Putting on my paleo-hat which grants me all the expertise of paleontologists around the world, I tell you that’s a shelled worm.
removes hat, looks around and runs away before the real paleoguys come around
I don’t know what it is - other than it is really cool! That’s an exciting find!
Can we get a photo with a coin next to the fossil for scale?
They are about 3 to 4 quarter lengths long, a couple inches.
That’s certainly in the right size range to be crinoid stalks, and those are among the most common fossils found in many places, so that wouldn’t be a surprising answer. Great little find! We went fossil hunting in eastern WA this weekend, in strata about 50my old – found a beetle wing, elm leaves, pine needles and some other bits…not crinoid country.
A FB friend says …
Nautiloid (orthocone) most likely. Less chance of being a crinoid.
Can you provide us a general location?
If you have an Android phone check out the “Rockd” app. This will give you geological maps of your loction, and tapping the map areas will pop up a name and description of the formations.
Both are typical of shallow, relatively warm marine enviroments.
While in the geology neighbourhood…
Hiking up Mount Temple in Banff National Park, on talus above tree line, I encountered this one off rock with 3 to 5 inch blisters. Anyone more versed in geology with any idea as to what they might be? Formation is Cambrian.
Interesting suggestion. There are known Stromatolites, larger in size, about 20 miles removed to the north.
Some big stromatolites along the Tapeats Creek trail, Grand Canyon.

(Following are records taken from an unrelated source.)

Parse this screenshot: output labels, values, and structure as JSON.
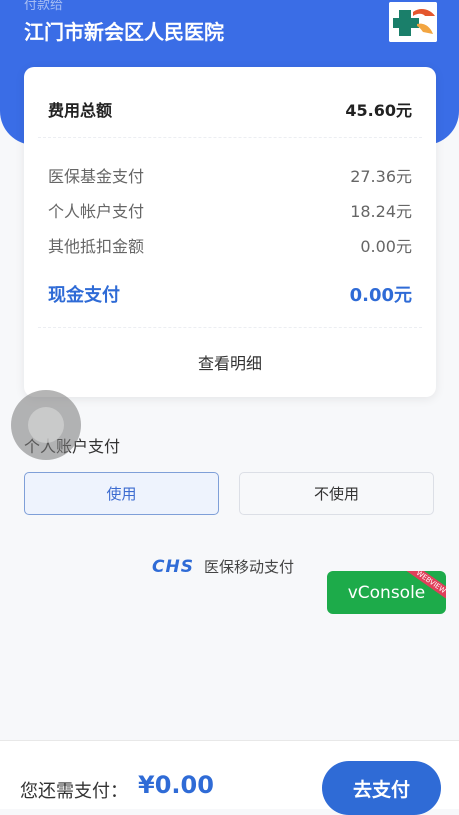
{
  "header": {
    "subtitle": "付款给",
    "hospital": "江门市新会区人民医院"
  },
  "summary": {
    "total_label": "费用总额",
    "total_value": "45.60元",
    "items": [
      {
        "label": "医保基金支付",
        "value": "27.36元"
      },
      {
        "label": "个人帐户支付",
        "value": "18.24元"
      },
      {
        "label": "其他抵扣金额",
        "value": "0.00元"
      }
    ],
    "cash_label": "现金支付",
    "cash_value": "0.00元",
    "detail_link": "查看明细"
  },
  "account": {
    "label": "个人账户支付",
    "use": "使用",
    "not_use": "不使用"
  },
  "brand": {
    "mark": "CHS",
    "text": "医保移动支付"
  },
  "vconsole": {
    "label": "vConsole",
    "ribbon": "WEBVIEW"
  },
  "footer": {
    "need_label": "您还需支付：",
    "amount": "¥0.00",
    "pay_button": "去支付"
  },
  "colors": {
    "primary": "#3a6de6",
    "accent_text": "#2f6bd6",
    "vconsole": "#1dab4a"
  }
}
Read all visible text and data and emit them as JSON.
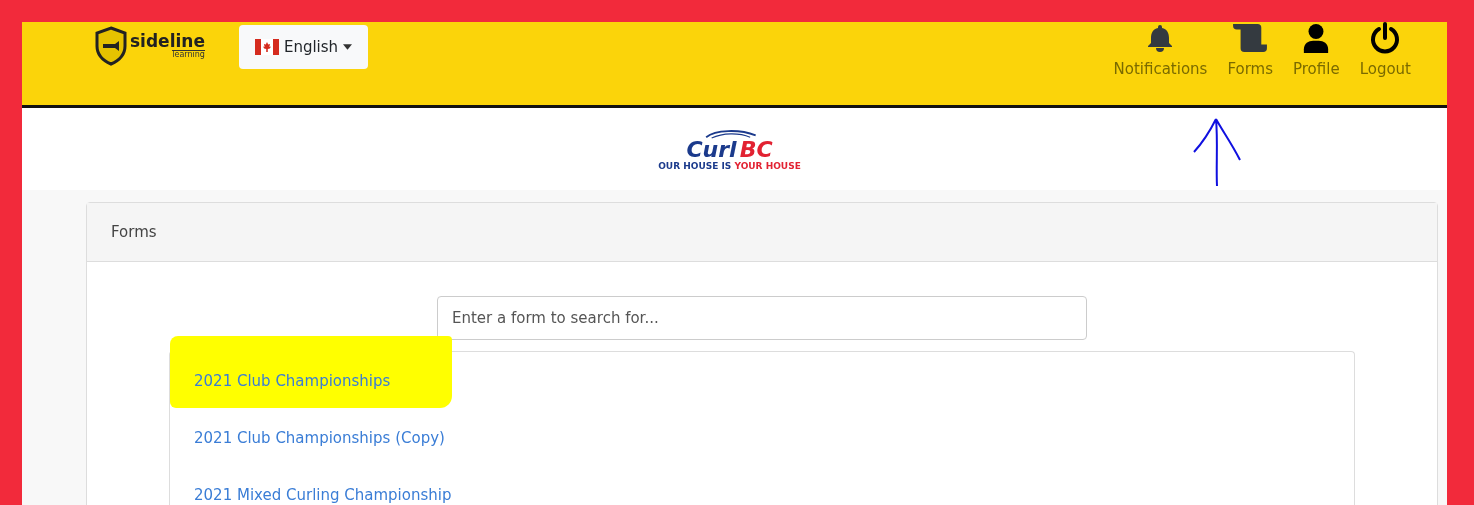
{
  "brand": {
    "name": "sideline",
    "tagline": "learning"
  },
  "language": {
    "label": "English"
  },
  "nav": [
    {
      "kind": "bell",
      "label": "Notifications"
    },
    {
      "kind": "scroll",
      "label": "Forms"
    },
    {
      "kind": "person",
      "label": "Profile"
    },
    {
      "kind": "power",
      "label": "Logout"
    }
  ],
  "org_logo": {
    "word": "Curl",
    "letters": "BC",
    "slogan_start": "OUR HOUSE IS",
    "slogan_end": "YOUR HOUSE"
  },
  "card": {
    "title": "Forms"
  },
  "search": {
    "placeholder": "Enter a form to search for..."
  },
  "forms": [
    {
      "label": "2021 Club Championships",
      "highlighted": true
    },
    {
      "label": "2021 Club Championships (Copy)",
      "highlighted": false
    },
    {
      "label": "2021 Mixed Curling Championship",
      "highlighted": false
    }
  ]
}
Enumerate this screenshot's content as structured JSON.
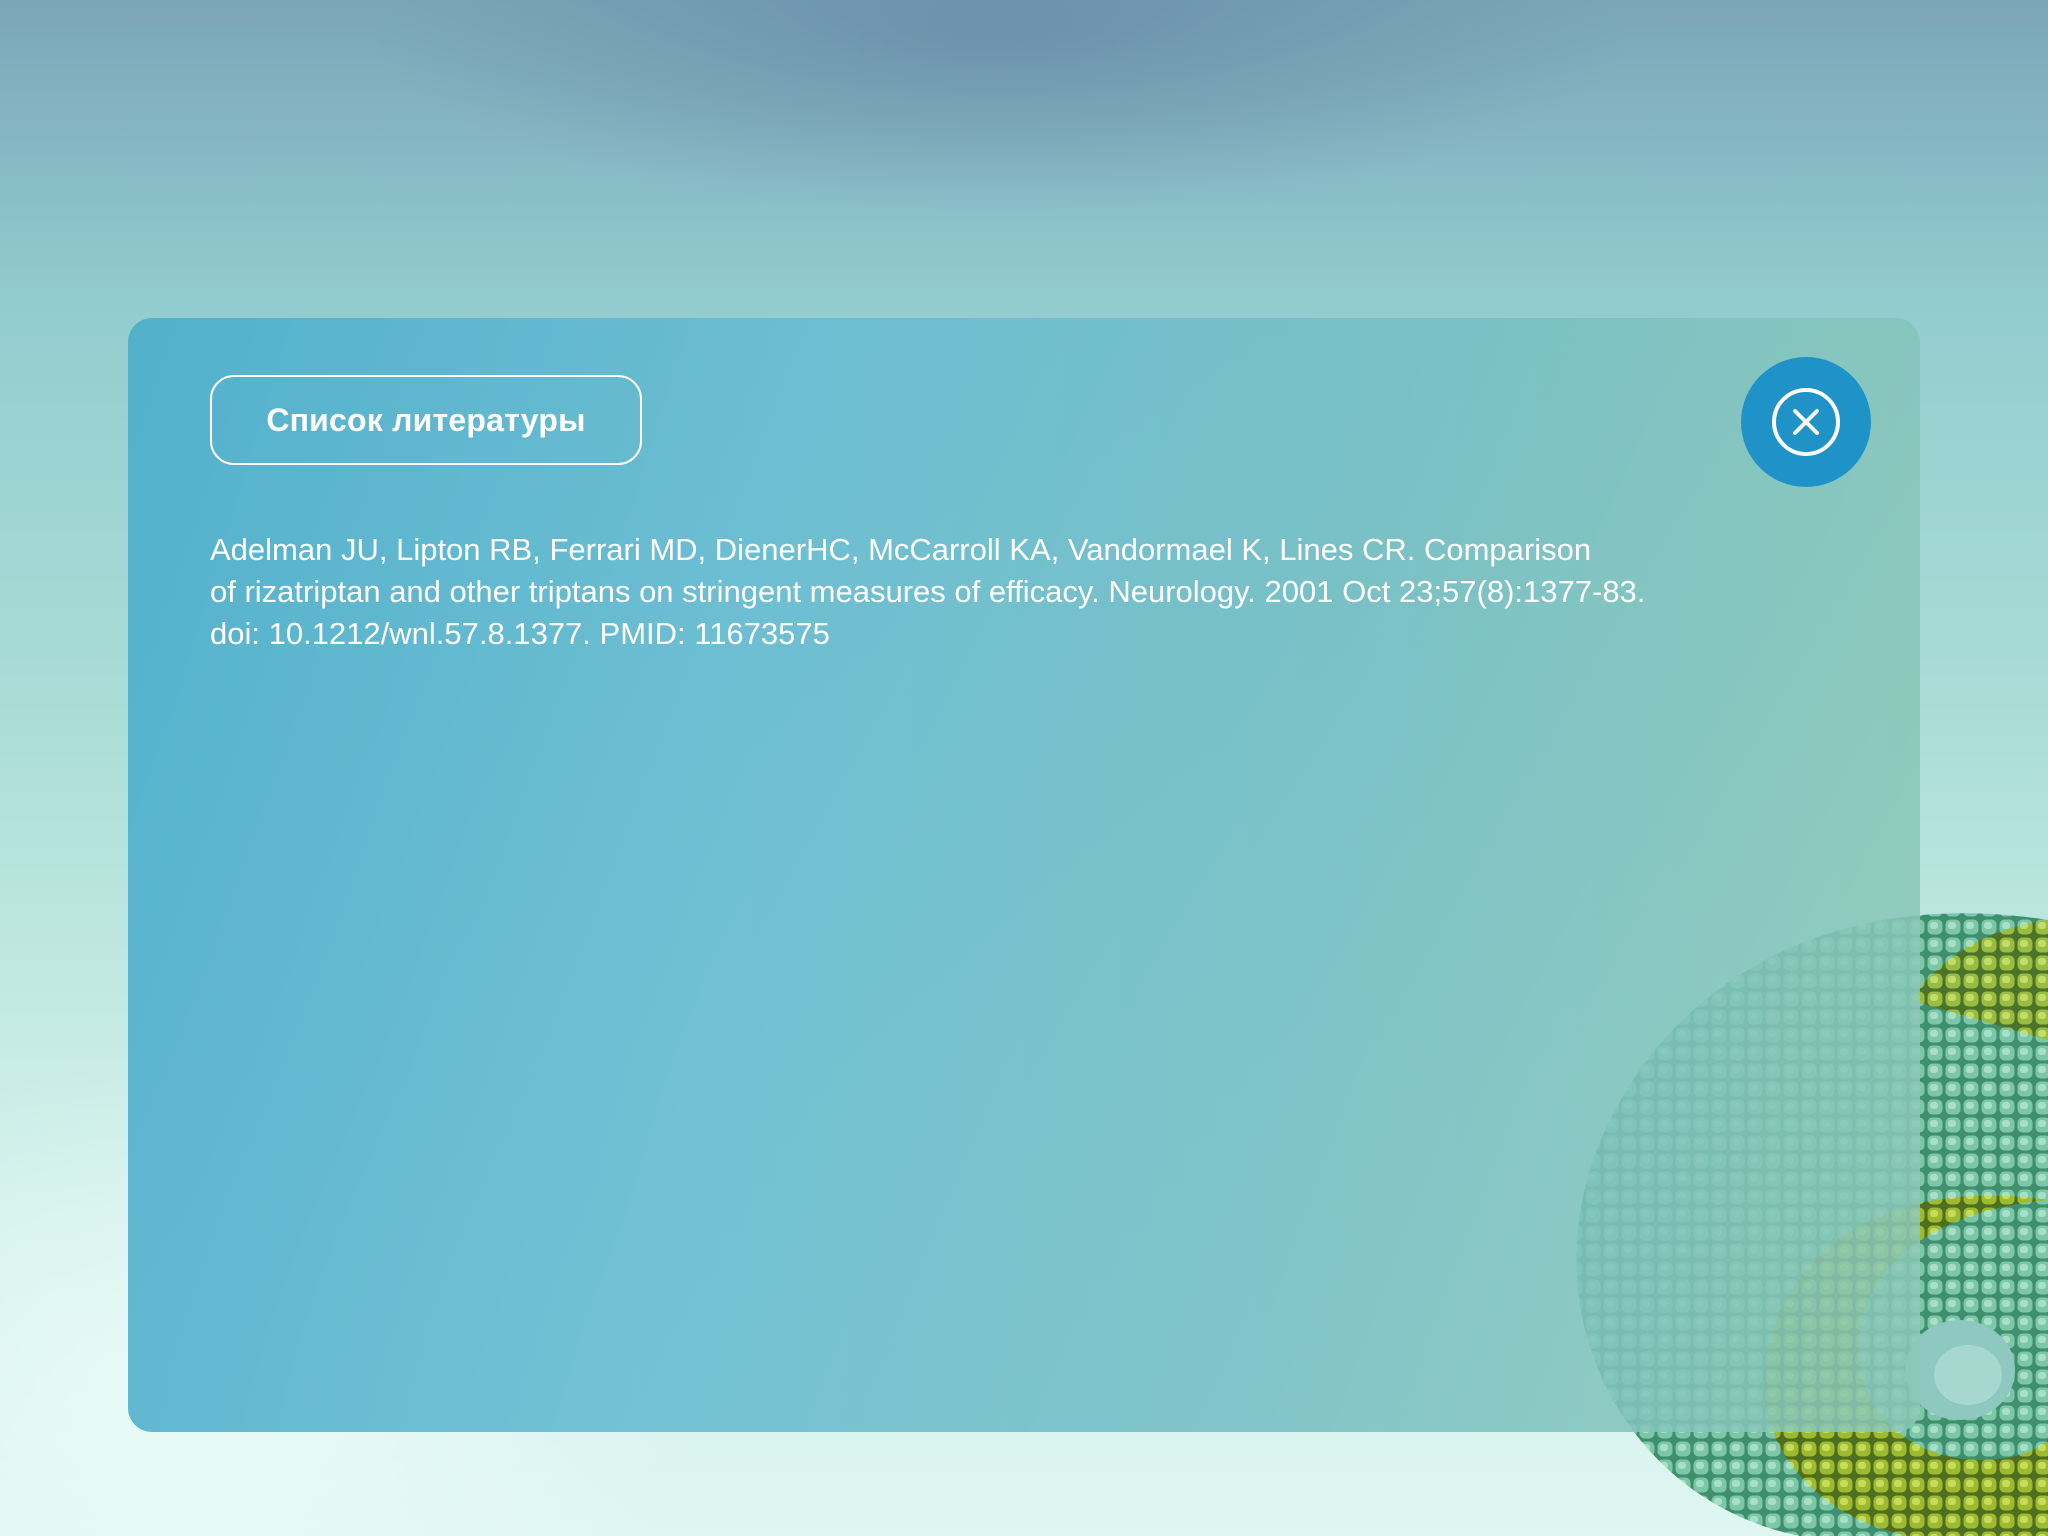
{
  "modal": {
    "title": "Список литературы",
    "close_icon": "close-circle-icon",
    "references": [
      {
        "lines": [
          "Adelman JU, Lipton RB, Ferrari MD, DienerHC, McCarroll KA, Vandormael K, Lines CR. Comparison",
          "of rizatriptan and other triptans on stringent measures of efficacy. Neurology. 2001 Oct 23;57(8):1377-83.",
          "doi: 10.1212/wnl.57.8.1377. PMID: 11673575"
        ]
      }
    ]
  },
  "colors": {
    "close_button": "#1f93c7",
    "text": "#ffffff"
  }
}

Funny thing, my brother was reviewing the guidebook during lunch and telling us to be on the lookout for stromatolites. I stood up to take some photos of the creek and realized I was standing on one.
I concur with the crinoid stem idea.
Large stromatolite mound in the upper Chuar Group (Neoprotozoic; ~750 mya) in the Grand Canyon. Cardenas basalts - top of the Unkar Group, base of the Chuar - in the background.
Detail of the stromatolites. “Domal” structures - lumps - seen in a decent exposure.
First Stromatolite: “Hey buddy, what are you doing today?”
Second Stromatolite: “Not much, getting stoned.”
Of course, the other thing this could be is rabbit, of the pre-Cambrian sort. Or perhaps the type of carrot which it ate.
Yes, like that drawing down the page a bit, labeled “columnal”. If this was anywhere around St. Louis, there are Mississippian limestones that are very common in the area, chock full of crinoids (mostly isolated stem segments), brachiopods, and bryozoans. When I was a kid, the walls of my junior high athletic field, and many other things in the area, were built from it.